>>>>>
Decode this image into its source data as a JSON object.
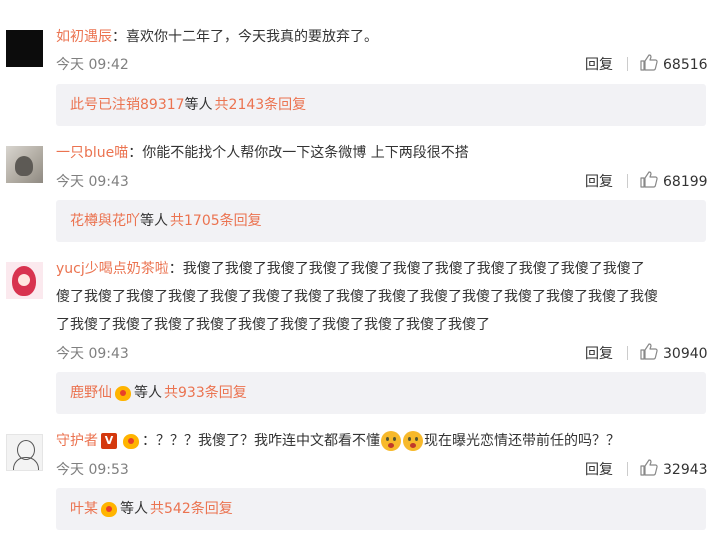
{
  "comments": [
    {
      "username": "如初遇辰",
      "text": "：喜欢你十二年了，今天我真的要放弃了。",
      "time": "今天 09:42",
      "reply_label": "回复",
      "likes": "68516",
      "sub": {
        "user": "此号已注销89317",
        "mid": " 等人 ",
        "count": "共2143条回复"
      }
    },
    {
      "username": "一只blue喵",
      "text": "：你能不能找个人帮你改一下这条微博 上下两段很不搭",
      "time": "今天 09:43",
      "reply_label": "回复",
      "likes": "68199",
      "sub": {
        "user": "花樽與花吖",
        "mid": " 等人 ",
        "count": "共1705条回复"
      }
    },
    {
      "username": "yucj少喝点奶茶啦",
      "text_line1": "：我傻了我傻了我傻了我傻了我傻了我傻了我傻了我傻了我傻了我傻了我傻了",
      "text_line2": "傻了我傻了我傻了我傻了我傻了我傻了我傻了我傻了我傻了我傻了我傻了我傻了我傻了我傻了我傻",
      "text_line3": "了我傻了我傻了我傻了我傻了我傻了我傻了我傻了我傻了我傻了我傻了",
      "time": "今天 09:43",
      "reply_label": "回复",
      "likes": "30940",
      "sub": {
        "user": "鹿野仙",
        "mid": " 等人 ",
        "count": "共933条回复"
      }
    },
    {
      "username": "守护者",
      "badge_v": "V",
      "text_a": "：？？？我傻了？我咋连中文都看不懂",
      "text_b": "现在曝光恋情还带前任的吗？？",
      "time": "今天 09:53",
      "reply_label": "回复",
      "likes": "32943",
      "sub": {
        "user": "叶某",
        "mid": " 等人 ",
        "count": "共542条回复"
      }
    }
  ],
  "icons": {
    "like": "thumbs-up-icon",
    "emoji": "astonished-face-icon",
    "vip": "vip-crown-icon"
  },
  "colors": {
    "username": "#eb7350",
    "meta": "#808080",
    "sub_bg": "#f2f2f5"
  }
}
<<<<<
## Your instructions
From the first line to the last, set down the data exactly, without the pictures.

## Task output
Decode this image into its source data as a JSON object.
{
  "comments": [
    {
      "username": "如初遇辰",
      "text": "：喜欢你十二年了，今天我真的要放弃了。",
      "time": "今天 09:42",
      "reply_label": "回复",
      "likes": "68516",
      "sub": {
        "user": "此号已注销89317",
        "mid": " 等人 ",
        "count": "共2143条回复"
      }
    },
    {
      "username": "一只blue喵",
      "text": "：你能不能找个人帮你改一下这条微博 上下两段很不搭",
      "time": "今天 09:43",
      "reply_label": "回复",
      "likes": "68199",
      "sub": {
        "user": "花樽與花吖",
        "mid": " 等人 ",
        "count": "共1705条回复"
      }
    },
    {
      "username": "yucj少喝点奶茶啦",
      "text_line1": "：我傻了我傻了我傻了我傻了我傻了我傻了我傻了我傻了我傻了我傻了我傻了",
      "text_line2": "傻了我傻了我傻了我傻了我傻了我傻了我傻了我傻了我傻了我傻了我傻了我傻了我傻了我傻了我傻",
      "text_line3": "了我傻了我傻了我傻了我傻了我傻了我傻了我傻了我傻了我傻了我傻了",
      "time": "今天 09:43",
      "reply_label": "回复",
      "likes": "30940",
      "sub": {
        "user": "鹿野仙",
        "mid": " 等人 ",
        "count": "共933条回复"
      }
    },
    {
      "username": "守护者",
      "badge_v": "V",
      "text_a": "：？？？我傻了？我咋连中文都看不懂",
      "text_b": "现在曝光恋情还带前任的吗？？",
      "time": "今天 09:53",
      "reply_label": "回复",
      "likes": "32943",
      "sub": {
        "user": "叶某",
        "mid": " 等人 ",
        "count": "共542条回复"
      }
    }
  ],
  "icons": {
    "like": "thumbs-up-icon",
    "emoji": "astonished-face-icon",
    "vip": "vip-crown-icon"
  },
  "colors": {
    "username": "#eb7350",
    "meta": "#808080",
    "sub_bg": "#f2f2f5"
  }
}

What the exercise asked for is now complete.